THE CLIMATE CANARY is a film tackling climate change in a different way. Told through three women, from three different generations and their remarkable scientific work in Antarctica climate change is looked at through science and very personal perspectives.
The film features Prof Pat Langhorne, Dr Natalie Robinson, and PHD student Jacqui Stuart. They are particularly interested in sea ice and the ecosystem that lives in the platelet ice in McMurdo Sound. “This is a science film from a very personal perspective that possibly asks more questions than it answers.”
In November 2018 the producer/director, Vanessa Wells, was in Antarctica for another project when she met Natalie Robinson … “I knew there was a bigger story here – how did this wonderful woman with a beautiful laugh and crazy orange earrings end up working on the sea ice in Antarctica? And why?” … the seed for THE CLIMATE CANARY grew from there.
The production has received support from the science community, NIWA and Antarctica New Zealand as well as the Christchurch Antarctic office and the International Antarctic Centre. It has had strong international interest, however, as is usual for a documentary, a rough cut is needed before there is a committment to investment and distribution. This requires funding.
This is a story Earth Sea Sky believes is important. So much that we have agreed to be a sponsor in the crowd fundraiser launched this week to enable this rough cut to be produced.
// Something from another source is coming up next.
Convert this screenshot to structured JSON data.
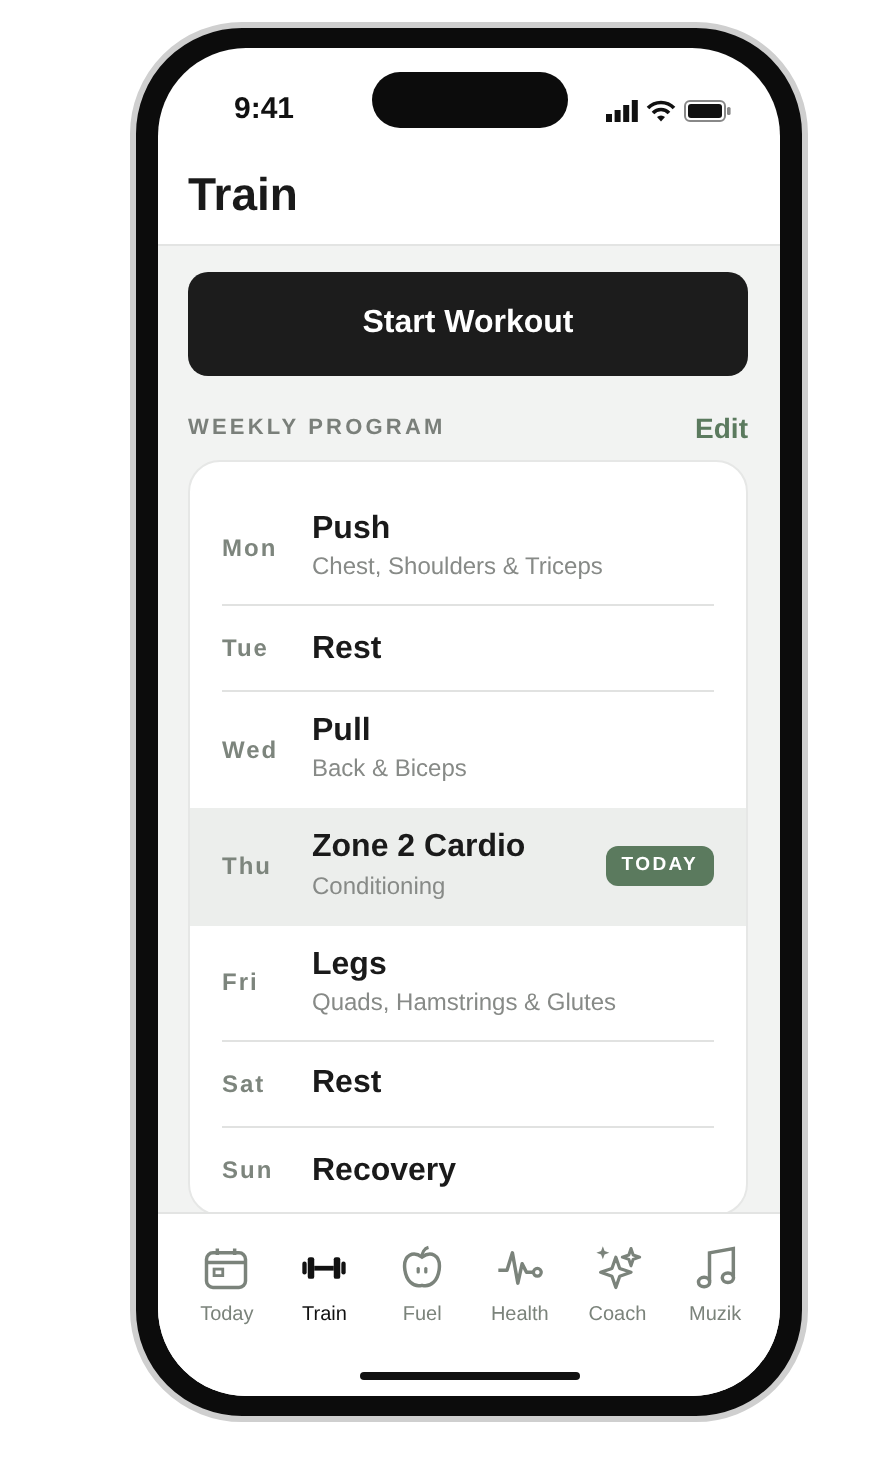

We are matching dollar for dollar contributions made up to $10,000. Join us in this important mission here.
Everyone who travels with Antarctica New Zealand to Scott Base is fitted out in a wardrobe of Earth Sea Sky cold weather clothing. We asked the four women from the Climate Canary to tell us about their favourite item…
Vanessa Wells – Film Producer/Director. The ECW Down Jacket.
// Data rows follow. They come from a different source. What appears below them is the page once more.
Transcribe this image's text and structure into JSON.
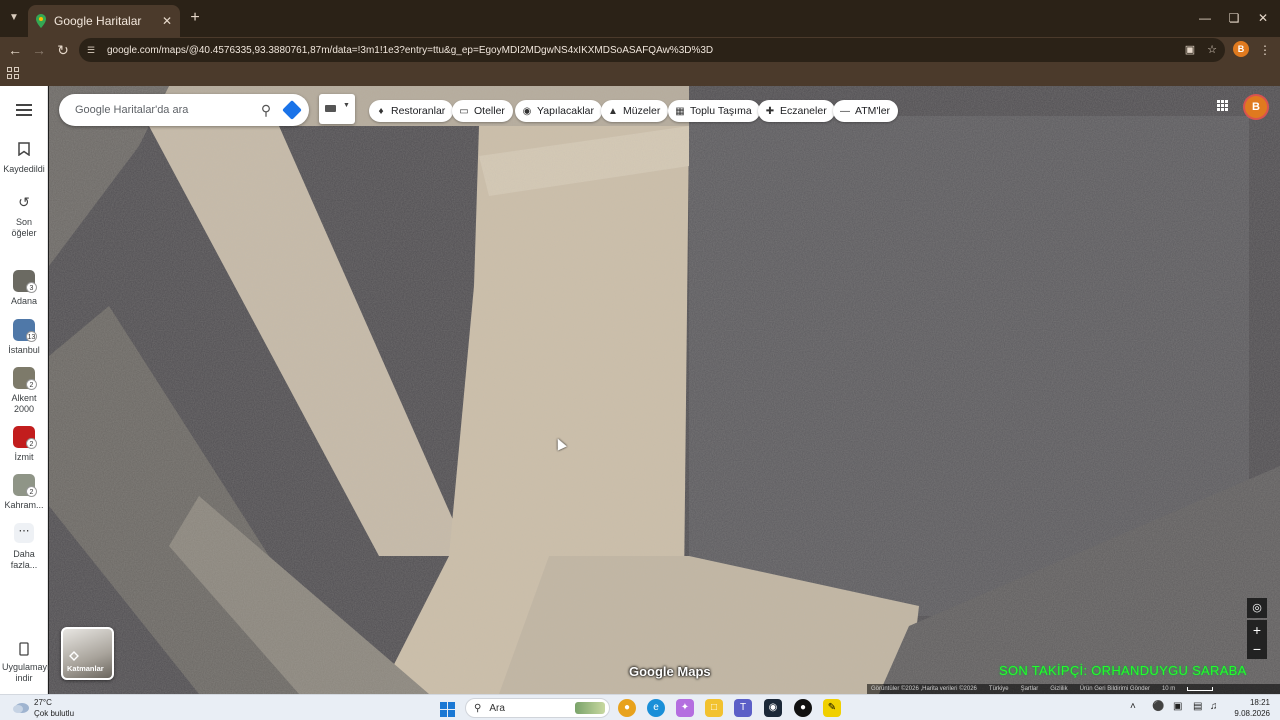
{
  "browser": {
    "tab_title": "Google Haritalar",
    "url": "google.com/maps/@40.4576335,93.3880761,87m/data=!3m1!1e3?entry=ttu&g_ep=EgoyMDI2MDgwNS4xIKXMDSoASAFQAw%3D%3D",
    "profile_initial": "B"
  },
  "maps": {
    "search_placeholder": "Google Haritalar'da ara",
    "chips": [
      {
        "label": "Restoranlar",
        "icon": "fork-knife-icon"
      },
      {
        "label": "Oteller",
        "icon": "bed-icon"
      },
      {
        "label": "Yapılacaklar",
        "icon": "camera-icon"
      },
      {
        "label": "Müzeler",
        "icon": "museum-icon"
      },
      {
        "label": "Toplu Taşıma",
        "icon": "bus-icon"
      },
      {
        "label": "Eczaneler",
        "icon": "pharmacy-icon"
      },
      {
        "label": "ATM'ler",
        "icon": "atm-icon"
      }
    ],
    "avatar_initial": "B",
    "layers_label": "Katmanlar",
    "logo": "Google Maps",
    "overlay_text": "SON TAKİPÇİ: ORHANDUYGU SARABA",
    "attribution": {
      "imagery": "Görüntüler ©2026 ,Harita verileri ©2026",
      "country": "Türkiye",
      "terms": "Şartlar",
      "privacy": "Gizlilik",
      "feedback": "Ürün Geri Bildirimi Gönder",
      "scale": "10 m"
    }
  },
  "sidebar": {
    "saved": "Kaydedildi",
    "recent": "Son öğeler",
    "places": [
      {
        "label": "Adana",
        "count": "3",
        "color": "#6b6a62"
      },
      {
        "label": "İstanbul",
        "count": "13",
        "color": "#4f78a8"
      },
      {
        "label": "Alkent 2000",
        "count": "2",
        "color": "#7d7a6a"
      },
      {
        "label": "İzmit",
        "count": "2",
        "color": "#c21d1d"
      },
      {
        "label": "Kahram...",
        "count": "2",
        "color": "#8f9587"
      }
    ],
    "more": "Daha fazla...",
    "get_app": "Uygulamayı indir"
  },
  "taskbar": {
    "temperature": "27°C",
    "weather": "Çok bulutlu",
    "search": "Ara",
    "time": "18:21",
    "date": "9.08.2026"
  },
  "colors": {
    "chrome_dark": "#2b2217",
    "chrome_light": "#4b3a2b",
    "accent_orange": "#e07a1f",
    "overlay_green": "#22ff2a",
    "maps_blue": "#1a73e8"
  }
}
“This year, without a doubt, it was the ECW jacket. The temperatures were lower than expected as we were there early in the summer season, and in -35 I was relying on my ECW to keep me warm! Not only that – the inner pockets had plenty of space to stash extra chocolate as well as a spare lens or two!”
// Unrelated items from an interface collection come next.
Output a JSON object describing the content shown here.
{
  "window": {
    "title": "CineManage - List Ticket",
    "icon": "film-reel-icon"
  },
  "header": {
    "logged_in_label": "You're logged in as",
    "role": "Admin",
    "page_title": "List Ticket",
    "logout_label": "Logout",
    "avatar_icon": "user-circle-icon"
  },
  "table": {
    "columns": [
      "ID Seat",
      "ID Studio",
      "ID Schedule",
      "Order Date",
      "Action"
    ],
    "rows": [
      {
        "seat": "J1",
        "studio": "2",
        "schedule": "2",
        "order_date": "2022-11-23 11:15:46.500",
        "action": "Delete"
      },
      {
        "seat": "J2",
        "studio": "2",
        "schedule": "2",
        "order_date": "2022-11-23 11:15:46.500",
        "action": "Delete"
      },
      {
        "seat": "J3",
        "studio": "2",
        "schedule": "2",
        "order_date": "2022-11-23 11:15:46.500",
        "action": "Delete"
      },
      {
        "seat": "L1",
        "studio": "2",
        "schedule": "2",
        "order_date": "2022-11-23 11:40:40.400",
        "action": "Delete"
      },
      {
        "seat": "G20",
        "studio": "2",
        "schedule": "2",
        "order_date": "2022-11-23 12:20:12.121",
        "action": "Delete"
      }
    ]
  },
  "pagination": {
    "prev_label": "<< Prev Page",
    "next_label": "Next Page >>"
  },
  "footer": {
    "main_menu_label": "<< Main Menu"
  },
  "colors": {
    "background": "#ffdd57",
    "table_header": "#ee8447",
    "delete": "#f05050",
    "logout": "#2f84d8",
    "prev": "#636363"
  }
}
Prof Pat Langhorne – Antarctic Sea Ice Scientist. Turbo Guide
“For November work on the sea ice, the wind makes life more challenging than the low temperatures. The windproof soft shell jacket, (Turbo Guide) is a great outer layer as it is not bulky and allows freedom of movement to do fiddly tasks, while still keeping the wind out. I like that it is nicely fitted to body shape which makes it feel more comfy and it has lots of pockets to store (and lose) things in.”
Dr Natalie Robinson – Antarctic Oceanographer. Nano Primaloft
“My favourite piece of kit is the primaloft down jacket (Nano Primaloft). It’s warm, light, easy to put on and easy to work in. It layers-up quickly and comfortably – a must when the weather can turn unexpectedly. It’s my absolute go-to when I’m in the field. (And often around Base, too!).”
Jacqui Stuart – PhD student, biologist and “self-confessed algae-geek”. Rocket Guide Salopettes
“Figuring out the best layering combos for all conditions last season was a great adventure in itself, but without fail the salopettes (Rocket Guide Salopettes) were donned. They held up to all skidoo-ing, drilling, lying/sitting and kneeling on ice (happens more than you think). Mega bonus was all the pockets, to store (or lose) your tools or belongings in!”
Top Photo: Adam Jones – Director of Photography, working on the sea ice in McMurdo Sound (filming along Big John ice crack)